Another reason is making the cars eco-friendly is the company's priority, rather than sporty to drive. In Europe that is not the way to sell cars. It is known as a brand for older people, retired and conservative. The Honda Civic hatch is a rare example of an exciting looking car they are capable of designing. Yet the driving experience doesn't match its appearance.

That's a shame as they have well engineered cars, but its lack of excitement has put Honda Europe in a hole. They need to rediscover their love of motoring and the brand is crying out for enthusiastic direction from the management in order to achieve that. They will realise the need to change, but conservative thinking must be overcome first. Honda is "The Power of Dreams". More dreaming is required.

The 2014 Civic Tourer. A fine vehicle, but will it be a strong seller?

17 June 2014

Sweden Top 4 Brands : 1960-69

The Volvo 145 with the company's squared off styling...

The 1960's saw sales grow strongly in Sweden as it did across Europe. Sales in 1960 were 160,000 and 255,000 by 1969. A 275,000 peak was made in 1965.

Volvo no longer was fighting for top spot as it had a sizable cushion between it and second. VW was strong for the early part of the decade but fell away toward the end of it. Opel was consistent and Ford couldn't keep a top 4 place because of the emergence of Saab. The latter was clearly second by the end of the 60's.

...while Saab went for an aerodynamic look with its 96 model

Sales figures are in thousands, with a decimal place due to not too large unit sales. Next to sales is market share, and the extreme right % figure shows the total market share for the top 4. Thanks to BilSweden for the data.

Yr 1st Sales % 2nd Sales % 3rd Sales % 4th Sales % %
1960 Vol 40.2 25 VW 30.8 19 OpV 26.6 17 Ford 16.4 10 71
1961 Vol 45.3 25 VW 34.9 19 OpV 26.9 15 Saab 13.7 9 71
1962 Vol 49.0 25 VW 37.0 19 OpV 27.2 14 Saab 20.6 11 70
1963 Vol 53.7 23 VW 42.7 18 OpV 35.7 15 Ford 28.7 12 70
1964 Vol 58.4 23 VW 45.9 18 OpV 42.2 16 Ford 33.0 13 70
1965 Vol 59.2 22 VW 47.3 17 OpV 47.2 17 Ford 40.0 15 70
1966 Vol 51.2 25 VW 36.3 17 OpV 31.7 15 Ford 23.5 11 69
1967 Vol 45.3 26 OpV 24.5 14 Saab 24.3 14 VW 22.8 13 66
1968 Vol 55.4 26 Saab 30.7 14 OpV 30.1 14 VW 24.6 12 66
1969 Vol 59.1 26 Saab 35.0 16 OpV 29.2 13 VW 25.3 11 66

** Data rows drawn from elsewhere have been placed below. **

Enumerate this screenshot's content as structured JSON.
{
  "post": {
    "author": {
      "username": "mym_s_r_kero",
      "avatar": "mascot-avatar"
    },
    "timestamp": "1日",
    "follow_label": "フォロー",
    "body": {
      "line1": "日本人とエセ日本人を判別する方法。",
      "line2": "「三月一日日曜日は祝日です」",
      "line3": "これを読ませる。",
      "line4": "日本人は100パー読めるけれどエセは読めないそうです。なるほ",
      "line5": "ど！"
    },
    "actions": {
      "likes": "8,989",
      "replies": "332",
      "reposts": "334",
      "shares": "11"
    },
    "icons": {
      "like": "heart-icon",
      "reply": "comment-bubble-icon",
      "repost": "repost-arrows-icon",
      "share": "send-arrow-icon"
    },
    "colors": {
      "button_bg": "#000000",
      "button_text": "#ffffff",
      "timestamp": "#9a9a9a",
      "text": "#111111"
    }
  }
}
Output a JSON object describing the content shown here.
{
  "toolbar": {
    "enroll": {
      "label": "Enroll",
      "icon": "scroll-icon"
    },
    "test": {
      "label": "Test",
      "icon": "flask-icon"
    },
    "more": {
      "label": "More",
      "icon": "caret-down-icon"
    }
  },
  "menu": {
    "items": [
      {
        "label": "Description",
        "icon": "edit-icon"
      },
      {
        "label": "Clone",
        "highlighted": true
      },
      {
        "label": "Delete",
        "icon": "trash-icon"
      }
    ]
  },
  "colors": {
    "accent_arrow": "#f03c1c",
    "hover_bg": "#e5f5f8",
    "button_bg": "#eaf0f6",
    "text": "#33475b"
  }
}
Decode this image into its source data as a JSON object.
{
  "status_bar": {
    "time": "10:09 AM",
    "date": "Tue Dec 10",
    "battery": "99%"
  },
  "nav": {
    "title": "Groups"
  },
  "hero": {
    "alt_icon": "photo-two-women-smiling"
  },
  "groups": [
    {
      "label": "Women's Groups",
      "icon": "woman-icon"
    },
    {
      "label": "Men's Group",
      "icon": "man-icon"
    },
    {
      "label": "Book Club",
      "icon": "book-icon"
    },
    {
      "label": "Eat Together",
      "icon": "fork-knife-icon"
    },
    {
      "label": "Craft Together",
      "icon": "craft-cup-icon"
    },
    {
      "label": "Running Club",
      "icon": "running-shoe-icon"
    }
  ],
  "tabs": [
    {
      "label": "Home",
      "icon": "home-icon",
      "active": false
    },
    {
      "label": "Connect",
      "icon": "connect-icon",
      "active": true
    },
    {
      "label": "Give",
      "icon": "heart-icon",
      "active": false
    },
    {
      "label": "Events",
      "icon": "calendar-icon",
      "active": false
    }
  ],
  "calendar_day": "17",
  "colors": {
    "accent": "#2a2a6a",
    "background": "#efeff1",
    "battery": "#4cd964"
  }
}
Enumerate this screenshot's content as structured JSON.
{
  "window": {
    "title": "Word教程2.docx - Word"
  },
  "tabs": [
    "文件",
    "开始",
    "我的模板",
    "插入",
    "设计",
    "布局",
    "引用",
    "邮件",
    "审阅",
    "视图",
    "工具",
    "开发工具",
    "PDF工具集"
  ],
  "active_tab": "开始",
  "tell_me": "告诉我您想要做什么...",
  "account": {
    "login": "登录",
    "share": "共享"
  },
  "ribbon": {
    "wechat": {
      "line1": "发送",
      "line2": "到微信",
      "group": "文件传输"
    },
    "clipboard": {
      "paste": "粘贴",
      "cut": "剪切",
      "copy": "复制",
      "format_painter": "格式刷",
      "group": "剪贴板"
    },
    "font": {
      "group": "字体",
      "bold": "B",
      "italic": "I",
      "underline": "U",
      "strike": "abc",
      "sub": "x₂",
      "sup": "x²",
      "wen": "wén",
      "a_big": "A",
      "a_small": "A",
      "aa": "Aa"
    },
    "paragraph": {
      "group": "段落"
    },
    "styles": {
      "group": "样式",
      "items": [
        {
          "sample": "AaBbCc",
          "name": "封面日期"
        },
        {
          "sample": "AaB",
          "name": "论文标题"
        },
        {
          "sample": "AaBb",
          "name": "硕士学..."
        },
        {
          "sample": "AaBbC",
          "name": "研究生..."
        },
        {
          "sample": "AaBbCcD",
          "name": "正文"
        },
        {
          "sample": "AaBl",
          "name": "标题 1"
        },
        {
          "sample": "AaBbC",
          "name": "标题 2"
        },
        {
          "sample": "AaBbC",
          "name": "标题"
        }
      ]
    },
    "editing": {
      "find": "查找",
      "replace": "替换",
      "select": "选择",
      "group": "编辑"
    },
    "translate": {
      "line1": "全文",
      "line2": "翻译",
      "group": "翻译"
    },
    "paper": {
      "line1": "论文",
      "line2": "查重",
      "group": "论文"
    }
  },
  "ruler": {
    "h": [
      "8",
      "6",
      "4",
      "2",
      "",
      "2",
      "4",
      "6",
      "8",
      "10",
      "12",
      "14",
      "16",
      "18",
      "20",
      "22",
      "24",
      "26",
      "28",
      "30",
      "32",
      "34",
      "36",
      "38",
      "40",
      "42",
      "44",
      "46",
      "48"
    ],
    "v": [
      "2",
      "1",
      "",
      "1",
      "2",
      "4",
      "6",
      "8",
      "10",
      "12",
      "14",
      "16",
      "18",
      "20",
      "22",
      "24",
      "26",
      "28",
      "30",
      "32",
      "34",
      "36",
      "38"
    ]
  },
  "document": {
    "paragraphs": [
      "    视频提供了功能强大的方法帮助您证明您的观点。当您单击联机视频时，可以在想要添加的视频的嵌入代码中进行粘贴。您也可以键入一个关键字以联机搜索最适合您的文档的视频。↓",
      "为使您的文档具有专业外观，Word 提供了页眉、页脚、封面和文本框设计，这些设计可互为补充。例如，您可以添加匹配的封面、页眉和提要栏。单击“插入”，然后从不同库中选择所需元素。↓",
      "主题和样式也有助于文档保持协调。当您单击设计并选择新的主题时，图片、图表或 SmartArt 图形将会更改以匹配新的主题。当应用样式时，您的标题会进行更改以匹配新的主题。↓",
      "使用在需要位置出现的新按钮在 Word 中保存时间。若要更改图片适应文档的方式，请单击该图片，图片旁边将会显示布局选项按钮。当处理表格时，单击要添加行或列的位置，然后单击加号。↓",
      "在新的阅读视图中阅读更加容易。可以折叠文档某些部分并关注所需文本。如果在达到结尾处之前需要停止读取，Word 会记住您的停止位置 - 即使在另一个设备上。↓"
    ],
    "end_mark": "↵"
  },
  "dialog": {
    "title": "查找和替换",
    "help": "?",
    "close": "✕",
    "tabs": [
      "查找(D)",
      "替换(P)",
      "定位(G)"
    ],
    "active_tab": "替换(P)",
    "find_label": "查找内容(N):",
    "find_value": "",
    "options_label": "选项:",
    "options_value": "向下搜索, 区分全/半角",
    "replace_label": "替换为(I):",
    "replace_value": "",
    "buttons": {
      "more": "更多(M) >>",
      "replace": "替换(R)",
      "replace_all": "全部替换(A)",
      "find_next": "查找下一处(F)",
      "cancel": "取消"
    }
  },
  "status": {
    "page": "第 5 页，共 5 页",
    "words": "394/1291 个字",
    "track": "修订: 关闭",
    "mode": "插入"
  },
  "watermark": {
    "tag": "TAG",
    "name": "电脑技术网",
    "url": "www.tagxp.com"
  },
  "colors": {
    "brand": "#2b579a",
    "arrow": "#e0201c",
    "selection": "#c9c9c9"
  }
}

For others in the series, please click on the years: 2000-13, 1990-99, 1980-89,
1970-79, and 1950-59.